DATASET RECORDS:

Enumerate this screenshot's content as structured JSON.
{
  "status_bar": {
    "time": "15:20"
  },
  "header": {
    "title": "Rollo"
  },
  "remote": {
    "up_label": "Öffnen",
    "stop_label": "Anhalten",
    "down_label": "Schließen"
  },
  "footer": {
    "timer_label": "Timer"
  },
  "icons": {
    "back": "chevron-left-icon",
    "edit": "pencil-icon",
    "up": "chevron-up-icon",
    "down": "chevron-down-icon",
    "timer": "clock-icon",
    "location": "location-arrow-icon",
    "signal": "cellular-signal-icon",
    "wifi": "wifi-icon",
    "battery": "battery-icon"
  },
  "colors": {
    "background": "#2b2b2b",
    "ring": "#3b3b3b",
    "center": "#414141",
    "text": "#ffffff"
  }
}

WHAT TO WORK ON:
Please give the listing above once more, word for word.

RESPONSE BOX:
Enumerate this screenshot's content as structured JSON.
{
  "status_bar": {
    "time": "15:20"
  },
  "header": {
    "title": "Rollo"
  },
  "remote": {
    "up_label": "Öffnen",
    "stop_label": "Anhalten",
    "down_label": "Schließen"
  },
  "footer": {
    "timer_label": "Timer"
  },
  "icons": {
    "back": "chevron-left-icon",
    "edit": "pencil-icon",
    "up": "chevron-up-icon",
    "down": "chevron-down-icon",
    "timer": "clock-icon",
    "location": "location-arrow-icon",
    "signal": "cellular-signal-icon",
    "wifi": "wifi-icon",
    "battery": "battery-icon"
  },
  "colors": {
    "background": "#2b2b2b",
    "ring": "#3b3b3b",
    "center": "#414141",
    "text": "#ffffff"
  }
}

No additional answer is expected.